### Task requirements
Which of the lines in the data mention the string "personeelsnummer"? List them all.
··· Extracted material
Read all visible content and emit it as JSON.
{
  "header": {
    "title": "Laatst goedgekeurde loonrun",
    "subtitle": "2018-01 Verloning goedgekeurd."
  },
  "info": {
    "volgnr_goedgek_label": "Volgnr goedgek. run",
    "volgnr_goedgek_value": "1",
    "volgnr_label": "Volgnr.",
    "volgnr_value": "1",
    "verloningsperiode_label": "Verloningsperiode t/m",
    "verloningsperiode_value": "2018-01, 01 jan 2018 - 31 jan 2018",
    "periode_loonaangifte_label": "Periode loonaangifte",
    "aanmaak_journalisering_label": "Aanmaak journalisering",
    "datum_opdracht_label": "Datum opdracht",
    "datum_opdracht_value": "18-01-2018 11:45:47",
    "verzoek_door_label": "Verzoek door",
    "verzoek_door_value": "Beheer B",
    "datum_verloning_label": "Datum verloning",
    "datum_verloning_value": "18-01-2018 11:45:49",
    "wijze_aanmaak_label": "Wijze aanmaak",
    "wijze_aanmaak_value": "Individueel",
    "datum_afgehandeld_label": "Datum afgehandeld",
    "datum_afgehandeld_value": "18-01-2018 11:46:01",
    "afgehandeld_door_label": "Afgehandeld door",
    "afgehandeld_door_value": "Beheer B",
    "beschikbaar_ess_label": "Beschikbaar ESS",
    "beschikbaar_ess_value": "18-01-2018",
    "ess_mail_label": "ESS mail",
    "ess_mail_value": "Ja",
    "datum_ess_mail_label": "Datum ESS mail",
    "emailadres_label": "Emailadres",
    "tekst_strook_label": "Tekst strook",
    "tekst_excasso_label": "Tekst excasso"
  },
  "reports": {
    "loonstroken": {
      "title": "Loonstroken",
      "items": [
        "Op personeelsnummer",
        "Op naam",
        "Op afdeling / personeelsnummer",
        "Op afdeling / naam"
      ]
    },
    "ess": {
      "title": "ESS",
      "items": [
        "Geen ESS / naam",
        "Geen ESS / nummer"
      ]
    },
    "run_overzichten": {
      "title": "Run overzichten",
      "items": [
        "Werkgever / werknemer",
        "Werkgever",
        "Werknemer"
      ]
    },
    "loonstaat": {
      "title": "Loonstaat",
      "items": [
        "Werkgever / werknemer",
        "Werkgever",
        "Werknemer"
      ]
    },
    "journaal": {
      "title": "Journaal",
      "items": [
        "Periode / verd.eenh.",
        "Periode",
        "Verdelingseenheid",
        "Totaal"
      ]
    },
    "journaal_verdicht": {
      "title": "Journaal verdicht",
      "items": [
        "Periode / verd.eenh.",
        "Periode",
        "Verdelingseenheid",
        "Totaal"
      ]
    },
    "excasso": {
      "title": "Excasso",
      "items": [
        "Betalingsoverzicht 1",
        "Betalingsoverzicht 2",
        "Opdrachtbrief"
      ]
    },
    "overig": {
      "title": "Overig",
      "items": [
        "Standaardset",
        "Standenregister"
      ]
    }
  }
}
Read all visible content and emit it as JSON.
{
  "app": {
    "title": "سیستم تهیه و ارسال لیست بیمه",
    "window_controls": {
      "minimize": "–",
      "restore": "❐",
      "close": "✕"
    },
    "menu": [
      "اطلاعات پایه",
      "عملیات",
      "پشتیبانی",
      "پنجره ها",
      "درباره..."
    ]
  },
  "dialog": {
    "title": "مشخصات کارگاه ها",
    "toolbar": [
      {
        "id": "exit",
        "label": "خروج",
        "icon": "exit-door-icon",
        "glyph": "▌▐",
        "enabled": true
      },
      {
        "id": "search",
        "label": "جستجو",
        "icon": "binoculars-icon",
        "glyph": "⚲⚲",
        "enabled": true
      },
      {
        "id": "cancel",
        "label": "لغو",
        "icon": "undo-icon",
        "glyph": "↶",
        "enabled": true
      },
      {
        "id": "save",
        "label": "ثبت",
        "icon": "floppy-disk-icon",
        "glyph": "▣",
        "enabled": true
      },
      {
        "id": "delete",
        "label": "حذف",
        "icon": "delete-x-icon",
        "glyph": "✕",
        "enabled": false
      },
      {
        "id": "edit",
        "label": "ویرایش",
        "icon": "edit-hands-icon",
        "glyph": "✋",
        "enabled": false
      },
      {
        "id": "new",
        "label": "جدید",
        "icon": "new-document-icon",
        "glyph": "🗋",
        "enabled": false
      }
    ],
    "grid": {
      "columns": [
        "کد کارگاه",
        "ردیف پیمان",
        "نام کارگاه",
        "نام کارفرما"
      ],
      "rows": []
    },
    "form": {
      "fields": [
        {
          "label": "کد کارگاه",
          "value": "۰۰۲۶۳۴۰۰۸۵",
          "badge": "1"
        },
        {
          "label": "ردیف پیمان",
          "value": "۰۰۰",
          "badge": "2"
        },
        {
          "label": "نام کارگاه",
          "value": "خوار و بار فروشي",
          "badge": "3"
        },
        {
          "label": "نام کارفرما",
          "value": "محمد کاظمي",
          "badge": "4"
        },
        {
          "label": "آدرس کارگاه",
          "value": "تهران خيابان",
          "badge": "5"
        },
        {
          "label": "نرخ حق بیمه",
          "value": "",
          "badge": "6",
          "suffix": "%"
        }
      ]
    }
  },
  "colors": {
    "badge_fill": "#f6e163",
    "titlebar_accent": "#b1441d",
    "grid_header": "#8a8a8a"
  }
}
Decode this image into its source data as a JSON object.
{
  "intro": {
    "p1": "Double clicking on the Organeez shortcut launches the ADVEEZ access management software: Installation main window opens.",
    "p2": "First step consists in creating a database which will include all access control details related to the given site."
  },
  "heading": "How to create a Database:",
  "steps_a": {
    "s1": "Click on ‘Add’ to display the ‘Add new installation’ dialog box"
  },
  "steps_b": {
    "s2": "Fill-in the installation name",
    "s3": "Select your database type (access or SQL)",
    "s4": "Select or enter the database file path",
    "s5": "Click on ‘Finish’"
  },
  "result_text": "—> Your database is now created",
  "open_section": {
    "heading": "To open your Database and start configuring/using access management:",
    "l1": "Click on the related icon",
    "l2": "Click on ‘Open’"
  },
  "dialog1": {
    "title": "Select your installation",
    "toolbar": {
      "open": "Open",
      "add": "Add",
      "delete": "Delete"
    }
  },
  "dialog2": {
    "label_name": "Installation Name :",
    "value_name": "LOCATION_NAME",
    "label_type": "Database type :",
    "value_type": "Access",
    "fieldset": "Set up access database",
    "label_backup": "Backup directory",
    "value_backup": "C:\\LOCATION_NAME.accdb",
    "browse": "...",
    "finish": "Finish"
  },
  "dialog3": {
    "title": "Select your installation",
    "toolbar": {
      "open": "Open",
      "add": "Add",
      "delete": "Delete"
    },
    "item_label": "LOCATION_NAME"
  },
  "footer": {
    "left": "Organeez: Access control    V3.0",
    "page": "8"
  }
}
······
### Your solution
        "Op personeelsnummer",
        "Op afdeling / personeelsnummer",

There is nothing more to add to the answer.